Postsecondary Education, National Center for Educational Statistics,
Postsecondary Education Quick Information System, August 1999).

In this course we will discuss issues and strategies related to
students with the following disabilities:

LEARNING DISABILITIES are documented disabilities that may affect
reading, processing information, remembering, calculating, and spatial

MOBILITY IMPAIRMENTS may make walking, sitting, bending, carrying, or
using fingers, hands or arms difficult or impossible. Mobility
impairments result from many causes, including amputation, Polio,
clubfoot, Scoliosis, spinal cord injury, and Cerebral Palsy.

HEALTH IMPAIRMENTS affect daily living and involve the lungs, kidneys,
heart, muscles, liver, intestines, immune systems, and/or other body
parts (e.g., cancer, kidney failure, AIDS).

MENTAL ILLNESS includes mental health and psychiatric disorders that
affect daily living.

HEARING IMPAIRMENTS make it difficult or impossible to hear lecturers,
access multimedia materials, and participate in discussions.

BLINDNESS refers to the disability of students who cannot read printed
text, even when enlarged. LOW VISION refers to students who have some
usable vision, but cannot read standard-size text, have field deficits
(for example, cannot see peripherally or centrally but can see well in
other ranges), or other visual impairments.

A disability may or may not AFFECT the participation of a student in
your class. In postsecondary settings, students are the best source of
information regarding their special needs. They are responsible for
disclosing their disabilities and requesting accommodations. To create
a welcome environment, include a statement on your class syllabus
inviting students who require accommodations to meet with you. For
example, "If you have a documented disability and wish to discuss
academic accommodations, please contact me as soon as possible."

Flexibility and effective communication between student and instructor
are key in approaching accommodations. Although students with similar
disabilities may require different accommodations, it is useful for
you to be aware of typical strategies for working with students who
have various types of impairments. With this basic knowledge you will
be better prepared to ask students to clarify their needs and to
discuss accommodation requests.

Throughout this course, you will be asked to consider access issues
and accommodation strategies presented in this course, in relation to
modifications you might make in your own course. You are not alone in
this venture; you are part of the team.

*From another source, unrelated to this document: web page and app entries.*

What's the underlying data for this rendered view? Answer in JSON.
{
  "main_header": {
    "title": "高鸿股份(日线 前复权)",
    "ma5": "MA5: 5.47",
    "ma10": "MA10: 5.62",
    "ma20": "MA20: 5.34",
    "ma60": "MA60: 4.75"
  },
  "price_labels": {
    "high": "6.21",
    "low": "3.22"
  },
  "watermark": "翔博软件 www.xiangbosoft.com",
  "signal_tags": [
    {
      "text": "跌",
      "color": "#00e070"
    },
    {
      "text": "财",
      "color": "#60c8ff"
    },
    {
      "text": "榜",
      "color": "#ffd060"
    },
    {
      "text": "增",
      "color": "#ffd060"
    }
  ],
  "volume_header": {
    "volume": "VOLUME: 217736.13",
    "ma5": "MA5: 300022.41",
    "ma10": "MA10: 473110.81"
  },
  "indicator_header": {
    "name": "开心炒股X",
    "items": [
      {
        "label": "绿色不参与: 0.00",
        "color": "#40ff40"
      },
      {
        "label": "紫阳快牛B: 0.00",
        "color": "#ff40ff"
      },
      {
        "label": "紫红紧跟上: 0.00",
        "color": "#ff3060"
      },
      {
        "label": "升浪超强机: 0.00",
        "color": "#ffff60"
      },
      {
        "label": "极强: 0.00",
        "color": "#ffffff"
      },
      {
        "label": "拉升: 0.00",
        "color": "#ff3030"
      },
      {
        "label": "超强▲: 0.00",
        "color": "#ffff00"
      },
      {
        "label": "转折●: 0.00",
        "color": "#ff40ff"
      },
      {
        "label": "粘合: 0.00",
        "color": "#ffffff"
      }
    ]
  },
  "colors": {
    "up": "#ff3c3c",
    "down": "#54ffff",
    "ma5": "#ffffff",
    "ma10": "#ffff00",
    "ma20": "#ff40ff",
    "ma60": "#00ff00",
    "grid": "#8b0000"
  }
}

1. Students with mobility impairments form the largest group of
undergraduates with disabilities.  (T/F)

2. More undergraduate students report having a hearing impairment than
having blindness or a visual impairment. (T/F)

3. Almost one-half of the students who report having a disability have
a learning disability.  (T/F)

Note: The answers to these exercises are: 1. F, 2. T, 3. T.


Please send an email message to the group, sharing the name and a
brief description of the COURSE you will use as your case study during
this distance learning course. In addition, give a short BIOGRAPHY
about yourself including your name, college, department and (optional)
experience in working with students with disabilities.

Your email SUBJECT line should read: Accommodations 1: INTRODUCTION.


This course was created as part of the DO-IT (Disabilities,
Opportunities, Internetworking and Technology) Prof Model
Demonstration Project. DO-IT Prof applies lessons learned by DO-IT and
other programs and researchers nationwide to implement a comprehensive
professional development program for college faculty and
administrators. It is funded by a three-year grant from the
U.S. Department of Education (grant #P33A990042). Any opinions or
recommendations expressed do not necessarily reflect the views of the
U.S. Department of Education.


To be placed on the DO-IT mailing list, or to request materials in an
alternative format, contact:

University of Washington
Box 354842
Seattle, WA 98195-4842
206-685-DOIT (3648) -- voice/TTY
888-972-DOIT (3648) -- voice/TTY
206-221-4171 (FAX)
509-328-9331 -- voice/TTY, Spokane office
Director: Sheryl Burgstahler, Ph.D.

(c) 2001 DO-IT. Permission is granted to copy material in this email
for educational, non-commercial purposes provided the source is